The Roman Empire was one of the greatest empires in history, and its legacy lives on in the artifacts and architecture left behind. But not all of the treasures of Rome have been uncovered. From the trading centers of Ostia Antica to the forgotten caches of looters, there are still hidden gems waiting to be discovered. With the help of modern technology and a little bit of luck, we’re uncovering the secrets of the Roman Empire one artifact at a time.
So there you have it, mateys. Our treasure map to lost cities and hidden gems. Archaeology is a never-ending adventure, and we’re excited to see what treasures we’ll uncover next. Keep your maps handy and your shovels at the ready. The hunt is on!
Frequently Asked Questions
Which city played the ultimate game of hide and seek but was eventually found?
That would be the ancient city of Petra, located in modern-day Jordan. This city was lost to the Western world for centuries until it was rediscovered in 1812 by a Swiss explorer. The city was carved out of sandstone cliffs and was once a thriving center of trade and commerce.
Are there any real-life Atlantis candidates that archaeologists have stumbled upon?
While there have been many candidates proposed for the location of Atlantis, no conclusive evidence has been found to prove its existence. However, there are many sunken cities that have been discovered, such as the ancient city of Heracleion, which was once a major port in Egypt before it was lost to the sea.
How many ‘oops, we lost a city’ moments has humanity had?
Unfortunately, there have been many instances throughout history where cities have been lost due to natural disasters, war, or simply being abandoned. Some estimates suggest that there could be as many as 10,000 lost cities around the world.
What are some vacation spots where I can also play Indiana Jones and explore ancient ruins?
If you’re looking for an adventure, there are plenty of places around the world where you can explore ancient ruins. Some popular destinations include Machu Picchu in Peru, Angkor Wat in Cambodia, and the ruins of Pompeii in Italy.
Can you name a few ancient metropolises that decided to go incognito under the earth?
Sure thing! Some of the most famous underground cities include Derinkuyu in Turkey, which was once home to thousands of people, and the Cappadocia region, also in Turkey, which is home to a network of underground cities and tunnels.

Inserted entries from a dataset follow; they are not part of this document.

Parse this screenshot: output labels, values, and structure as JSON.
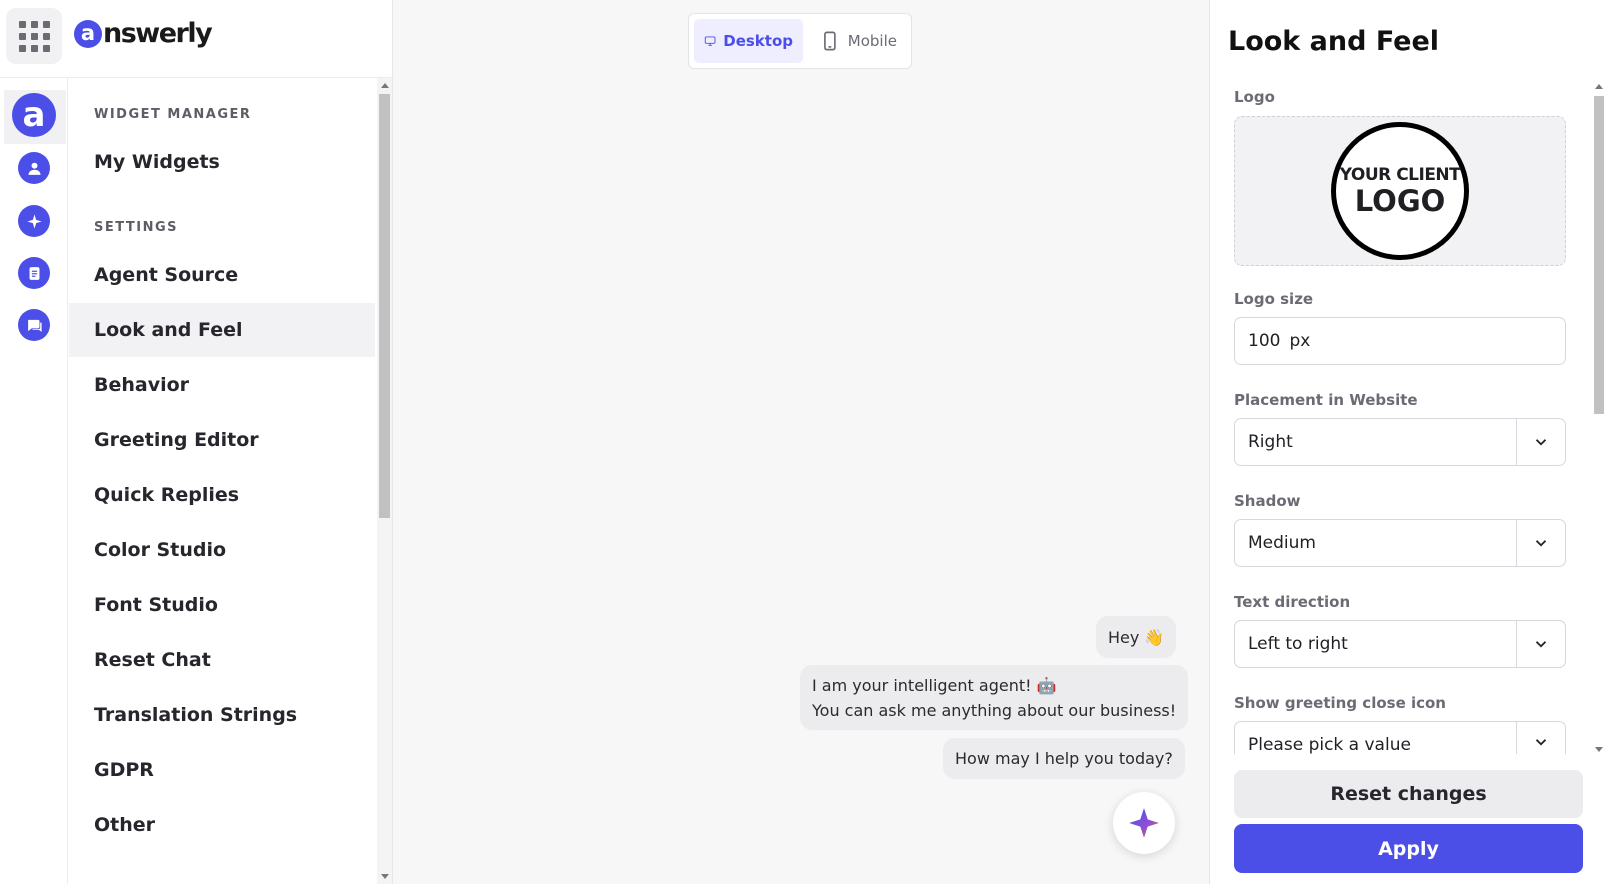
{
  "brand": {
    "mark": "a",
    "name": "nswerly",
    "rail_logo": "a"
  },
  "rail": [
    {
      "icon": "user-icon"
    },
    {
      "icon": "sparkle-icon"
    },
    {
      "icon": "document-icon"
    },
    {
      "icon": "chat-icon"
    }
  ],
  "nav": {
    "section_widget": "WIDGET MANAGER",
    "my_widgets": "My Widgets",
    "section_settings": "SETTINGS",
    "items": [
      {
        "label": "Agent Source"
      },
      {
        "label": "Look and Feel",
        "active": true
      },
      {
        "label": "Behavior"
      },
      {
        "label": "Greeting Editor"
      },
      {
        "label": "Quick Replies"
      },
      {
        "label": "Color Studio"
      },
      {
        "label": "Font Studio"
      },
      {
        "label": "Reset Chat"
      },
      {
        "label": "Translation Strings"
      },
      {
        "label": "GDPR"
      },
      {
        "label": "Other"
      }
    ]
  },
  "preview": {
    "toggle": {
      "desktop": "Desktop",
      "mobile": "Mobile",
      "selected": "Desktop"
    },
    "messages": [
      {
        "lines": [
          "Hey 👋"
        ]
      },
      {
        "lines": [
          "I am your intelligent agent! 🤖",
          "You can ask me anything about our business!"
        ]
      },
      {
        "lines": [
          "How may I help you today?"
        ]
      }
    ]
  },
  "panel": {
    "title": "Look and Feel",
    "logo_label": "Logo",
    "client_logo": {
      "line1": "YOUR CLIENT",
      "line2": "LOGO"
    },
    "logo_size_label": "Logo size",
    "logo_size_value": "100",
    "logo_size_unit": "px",
    "placement_label": "Placement in Website",
    "placement_value": "Right",
    "shadow_label": "Shadow",
    "shadow_value": "Medium",
    "text_direction_label": "Text direction",
    "text_direction_value": "Left to right",
    "greeting_close_label": "Show greeting close icon",
    "greeting_close_value": "Please pick a value",
    "reset_label": "Reset changes",
    "apply_label": "Apply"
  },
  "colors": {
    "accent": "#4b4fe8",
    "surface": "#ffffff",
    "canvas": "#f7f7f7"
  }
}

What’s the deal with the cities in Africa that decided to ghost everyone?
There are many examples of abandoned cities in Africa, such as the ancient city of Great Zimbabwe, which was once a thriving center of trade and commerce. While the reasons for the abandonment of these cities vary, some experts believe that environmental factors, such as drought and soil erosion, may have played a role.